Amr Habib stood staring blankly at the pool of blood on the tarmac as paramedics, policemen and forensics officers in white overalls hurried frantically around him. A soldier from Yemen's Central Security Forces, Habib was among those participating in a rehearsal for a military parade on Monday ahead of Yemen's May 22 National Unity celebrations. The drill, watched by the Minister of Defense, was drawing to a close when a dull thud shuddered through the square. A young man dressed in combat fatigues had sneaked into the tightly packed formation of soldiers and detonated explosives strapped to his chest. The blast, captured live on state TV, sent bodies and rifles flying across the square. Panicked soldiers fired their weapons in the air, scattering like sheep. A pile of motionless uniformed bodies lay on the tarmac.
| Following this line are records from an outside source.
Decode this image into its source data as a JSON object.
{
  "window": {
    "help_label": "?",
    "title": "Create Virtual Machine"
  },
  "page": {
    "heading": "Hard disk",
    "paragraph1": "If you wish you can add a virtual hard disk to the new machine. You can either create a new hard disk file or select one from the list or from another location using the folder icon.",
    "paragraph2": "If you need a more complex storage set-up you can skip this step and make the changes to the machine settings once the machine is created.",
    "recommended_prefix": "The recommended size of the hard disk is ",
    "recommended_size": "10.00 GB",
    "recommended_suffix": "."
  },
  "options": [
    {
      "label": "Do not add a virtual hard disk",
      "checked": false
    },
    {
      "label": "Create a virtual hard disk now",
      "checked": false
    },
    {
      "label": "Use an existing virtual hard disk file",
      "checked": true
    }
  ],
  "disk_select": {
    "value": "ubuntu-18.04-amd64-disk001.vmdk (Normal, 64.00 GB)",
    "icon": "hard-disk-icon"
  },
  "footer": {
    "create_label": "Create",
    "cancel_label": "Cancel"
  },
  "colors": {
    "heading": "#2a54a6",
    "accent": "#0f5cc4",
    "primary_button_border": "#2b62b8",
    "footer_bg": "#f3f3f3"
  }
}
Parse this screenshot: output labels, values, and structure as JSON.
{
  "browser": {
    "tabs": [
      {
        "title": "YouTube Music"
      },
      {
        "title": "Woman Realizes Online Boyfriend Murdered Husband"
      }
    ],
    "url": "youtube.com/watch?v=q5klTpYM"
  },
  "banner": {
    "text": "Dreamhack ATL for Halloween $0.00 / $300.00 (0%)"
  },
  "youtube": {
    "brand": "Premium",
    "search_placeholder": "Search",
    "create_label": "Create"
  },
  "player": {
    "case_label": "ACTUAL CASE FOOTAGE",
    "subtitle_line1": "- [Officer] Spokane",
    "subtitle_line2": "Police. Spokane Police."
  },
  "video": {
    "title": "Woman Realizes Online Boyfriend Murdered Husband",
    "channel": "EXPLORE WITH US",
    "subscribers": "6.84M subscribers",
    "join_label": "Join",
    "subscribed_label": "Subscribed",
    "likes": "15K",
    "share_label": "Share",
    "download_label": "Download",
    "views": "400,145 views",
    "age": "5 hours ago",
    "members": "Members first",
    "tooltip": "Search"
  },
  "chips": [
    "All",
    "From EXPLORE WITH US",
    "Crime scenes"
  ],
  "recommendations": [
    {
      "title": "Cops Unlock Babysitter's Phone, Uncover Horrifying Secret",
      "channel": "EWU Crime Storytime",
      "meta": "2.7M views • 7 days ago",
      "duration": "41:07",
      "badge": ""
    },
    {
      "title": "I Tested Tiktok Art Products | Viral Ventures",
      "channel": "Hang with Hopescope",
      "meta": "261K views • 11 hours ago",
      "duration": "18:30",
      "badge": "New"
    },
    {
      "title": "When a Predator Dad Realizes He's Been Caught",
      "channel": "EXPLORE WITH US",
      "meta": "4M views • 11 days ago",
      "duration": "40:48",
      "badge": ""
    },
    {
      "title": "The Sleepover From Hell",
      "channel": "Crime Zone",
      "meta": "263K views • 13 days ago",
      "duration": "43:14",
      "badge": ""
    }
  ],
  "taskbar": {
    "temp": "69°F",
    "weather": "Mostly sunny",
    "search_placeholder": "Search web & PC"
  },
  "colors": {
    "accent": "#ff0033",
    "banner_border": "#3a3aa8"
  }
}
Sana'a is not a stranger to suicide attacks. In April 2010, a young man blew himself up in an unsuccessful attempt on the life of former British ambassador Tim Torlot. But Monday's attack was of a different magnitude. The lone bomber claimed the lives of more than a hundred soldiers. Hospitals in Sana'a struggled to find the floor space, let alone adequate medical supplies, to treat the further 222 people who were injured. It was the single bloodiest incident seen in the capital since the 1994 civil war and a grim reminder of the turmoil this impoverished Arab nation is facing after a year of upheaval that unseated President Ali Abdullah Saleh.
Adjusting the Yemeni flag slung over his shoulder, Habib squatted down and picked up a red beret from the ground. "This was the work of terrorists," he said, turning it over in his hands. "Extremists bent on destroying our nation."
Habib was right. Just hours after the attack, militants affiliated with al-Qaeda in the Arabian Peninsula (AQAP), posted a statement on Facebook claiming responsibility for the carnage. It was retaliation, they said, for an American-assisted government offensive against AQAP strongholds in southern Yemen. "We will take revenge, god-willing, and the flames of war will reach you everywhere," they said. Striking at soldiers from the Central Security Forces, an elite paramilitary unit trained by the U.S. to fight terrorism, the attack was as violent as it was symbolic. Al-Qaeda has made it clear that America is enemy No. 1. An attack by al-Qaeda gunmen on Sunday against three American civilian contractors helping to train Yemen's coast guard in the port city of Hodeidah was the third on U.S. nationals in as many months.
Monday's bloodbath underlined a shift in tactics by the jihadists who are busy trying to transform themselves from a fringe group of militants into a full-fledged domestic insurgency. "A year ago [al-Qaeda] were numbered in the dozens, armed with light weapons and scattered here and there," Jamal Benomar, the U.N. envoy to Yemen, told TIME in Sana'a last week. "Now they are in their thousands with tanks and heavy weapons. For the first time in history, al-Qaeda controls territory."
After pushing out army units and setting up de facto administrations mini-Islamic fiefdoms in the south, AQAP, a group the Pentagon claims is the most deadly in the Middle East, is turning its attention to more ambitious pursuits. From the Red Sea coastal plains of Hodeidah to the craggy valleys of the Hadhramaut, AQAP has started dispatching teams to assassinate officials, blow up oil pipelines and kidnap foreigners as a means of financing its insurgency. A Swiss woman, one of two foreign aid workers seized from her car near Hodeidah last month hundreds of miles from al-Qaeda's southern lairs is now being held in the southern Shabwa province by AQAP fighters who are demanding $60 million for her release. Last week, the Bulgarian ambassador's SUV was sprayed with bullets by kidnappers he eluded in the capital.
"We're fighting a new animal," says Farid al-Zahar, a professor of politics at Aden University. "AQAP are flexing their muscles, proving they can strike wherever and whenever they want. They started local, now they are sowing chaos nationwide."
Monday's bomb dealt a serious blow to Yemen's fledgling new government headed by President Abd Rabbuh Mansur al-Hadi, who replaced the wily Saleh in the wake of a deal backed by regional powers in February. So far al-Hadi's response to the bomb has been timid. Yemenis were shocked when a speech expected to be delivered by the President offering condolences to the victims of the families on Monday was instead read out by a news anchor. After watching a somber version of the "celebratory" parade on Tuesday from behind a bulletproof shield, al-Hadi issued a threat to al-Qaeda via the state news agency: "The war on terrorism will continue until it is uprooted and annihilated completely, regardless of the sacrifices." Can he deliver on that threat? "Al-Hadi must prove he is bent on fighting terrorism but it is a fight that may already be out of his hands," says Yemen analyst Abdulghani al-Iryani. "The gains that al-Qaeda made during last year's unrest are only just starting to be felt."